The D-Day landings were the biggest seaborne invasion ever seen. They not only helped to liberate Europe from the Nazis but were instrumental in changing the world order

On June 6th 1944 Allied troops staged the largest seaborne invasion the world has ever seen. D-Day helped liberate Europe from the Nazis but it was also pivotal in creating a new world order.

This was dominated at first by two superpowers and ultimately by America and her allies But this liberal Western order is now under threat. In 1941 after two years of fighting German armies were still advancing. Having taken Paris in 1940 they invaded Russia and were pushing back the British in North Africa. Later in the Pacific the Japanese bombed Pearl Harbour and took Singapore from the British. The world was at war, and the Allies were losing.

But from the middle of 1942 the tables started to turn with wins by the Americans in the Pacific the British in North Africa and the Russians on the eastern front. After a prolonged siege at Stalingrad the Russians cut off and crushed the Germans in February 1943.

Joseph Stalin, the Soviet Union’s ruler had long urged the other Allied leaders Winston Churchill and Roosevelt to open up another front against the Nazis in the west, But it wasn’t until November 1943 that they met for the first time and laid plans to invade German-occupied France.

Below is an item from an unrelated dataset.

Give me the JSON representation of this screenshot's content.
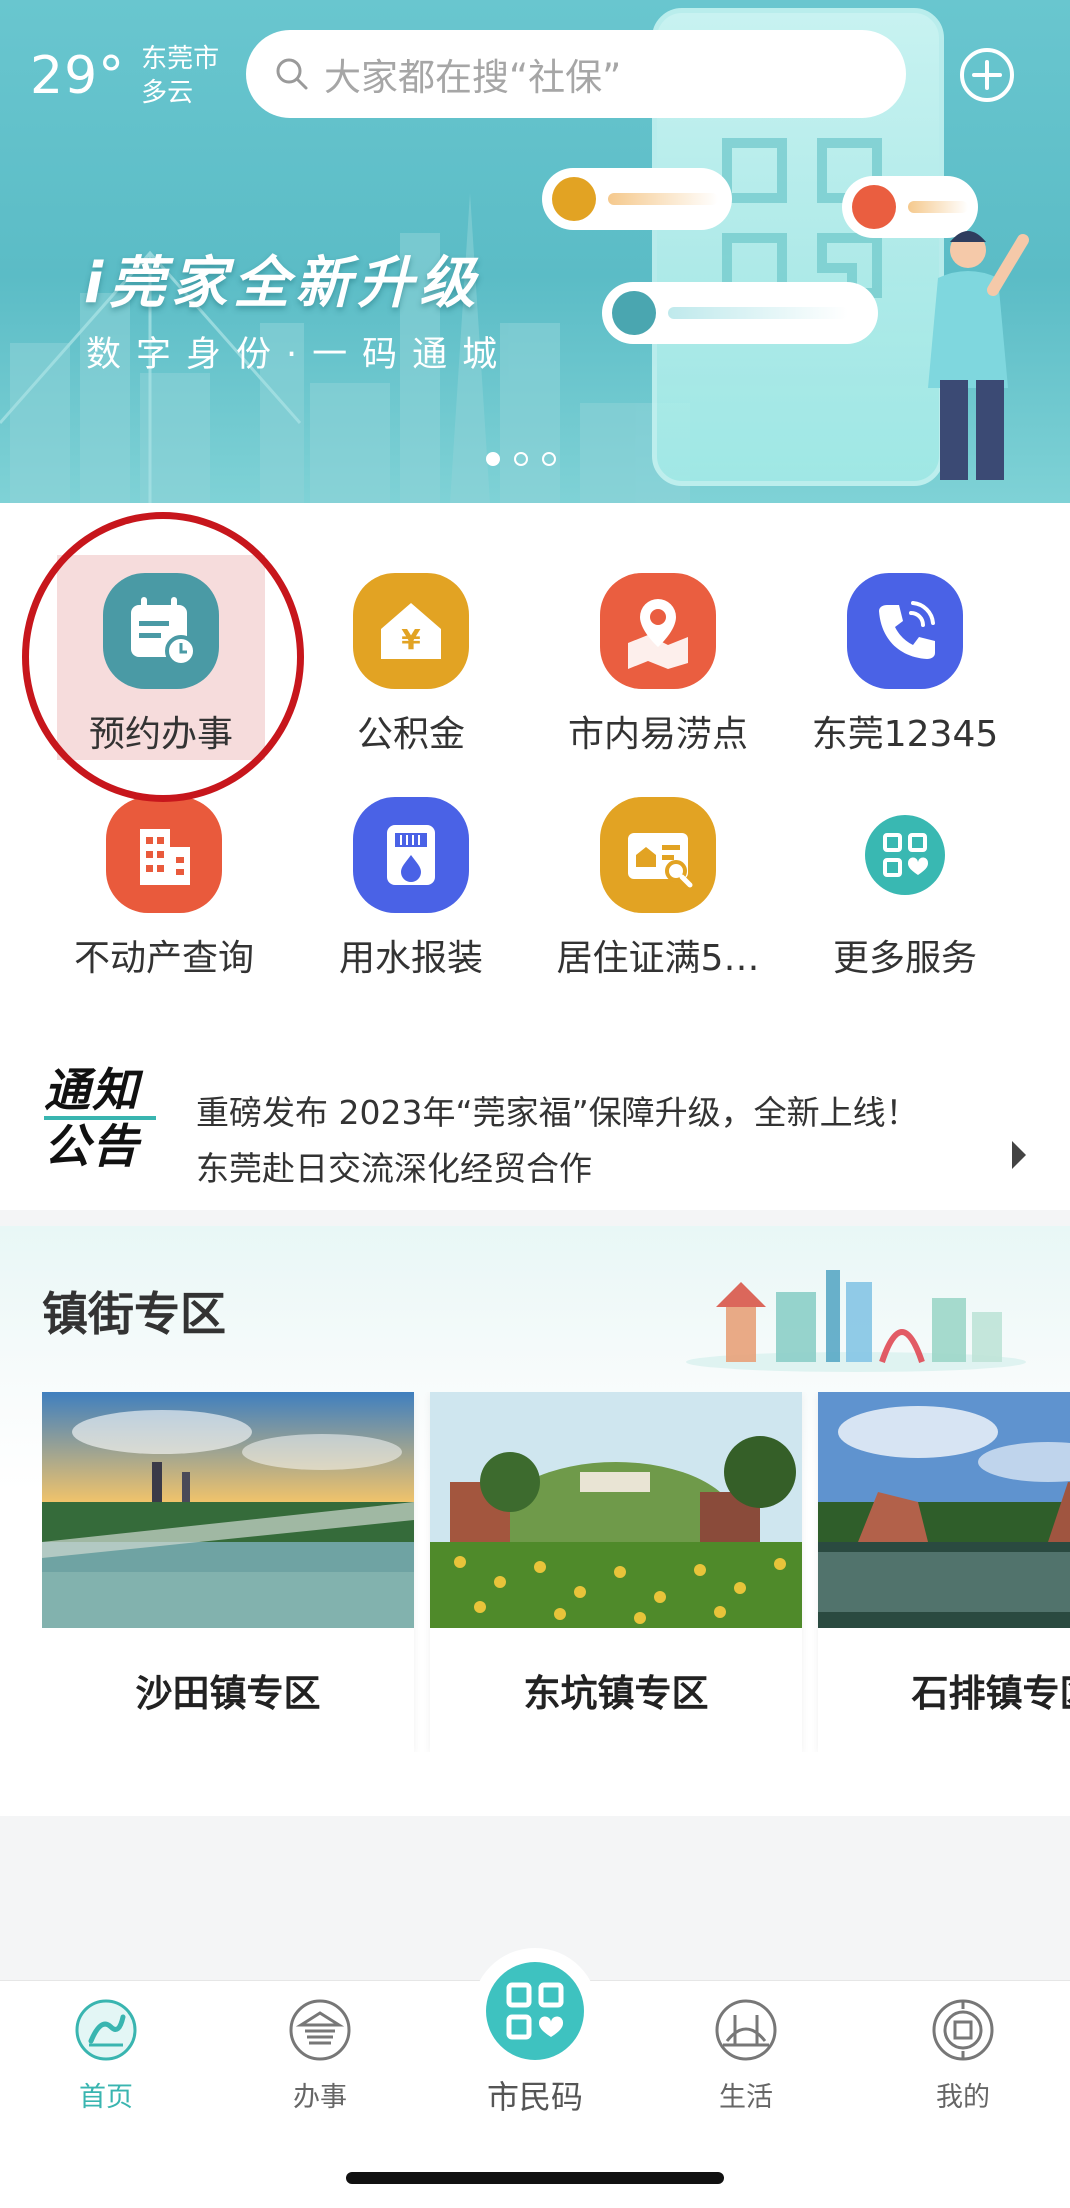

The Germans knew the invasion would come they just didn’t know precisely when or where it would take place.

The Allies deceived the Germans into thinking they were going to attack Calais the closest point to England. They created dummy armies in south-east England and disseminated false information to German intelligence. But they surprised the Germans by invading Normandy instead.

On June 6th 1944 over 150,000 American, Canadian, French and British troops landed on beaches codenamed: UTAH, OMAHA, GOLD, JUNO and SWORD. German forces were spread too thinly along the western coast of Europe and could not contain the Allies. Paris was liberated by August and the Allies pressed into Belgium and Holland and eventually into Germany itself.

As the Russians closed in on Berlin from the East Hitler killed himself and Germany surrendered in May 1945 less than a year after D-Day. After the war Germany and Europe remained divided by the Iron Curtain. Soviet Union controlled the east and America and her allies the west 1949 the North Atlantic Treaty Organisation, or NATO was created to protect western Europe from the growing Soviet threat.

With the backing of America the precursor of the European Union was formed in 1951.
For around 70 years NATO and the EU have formed the pillars of Western security supporting America as the dominant global force the comradeship on display at anniversary celebrations for D-Day.

NATO is fraying. It’s obsolete and a lot of countries aren’t paying us what they should be paying. President Donald Trump has suggested that America may withdraw from NATO altogether. He’s also been critical of the European Union has supported Britain’s withdrawal from the EU.

The Western order is also being challenged by an aggressive Russia and the rise of China.

This should be a time for the old Allies to stand together. Instead 75 years after fighting and dying together on the beaches of Normandy they’re becoming more divided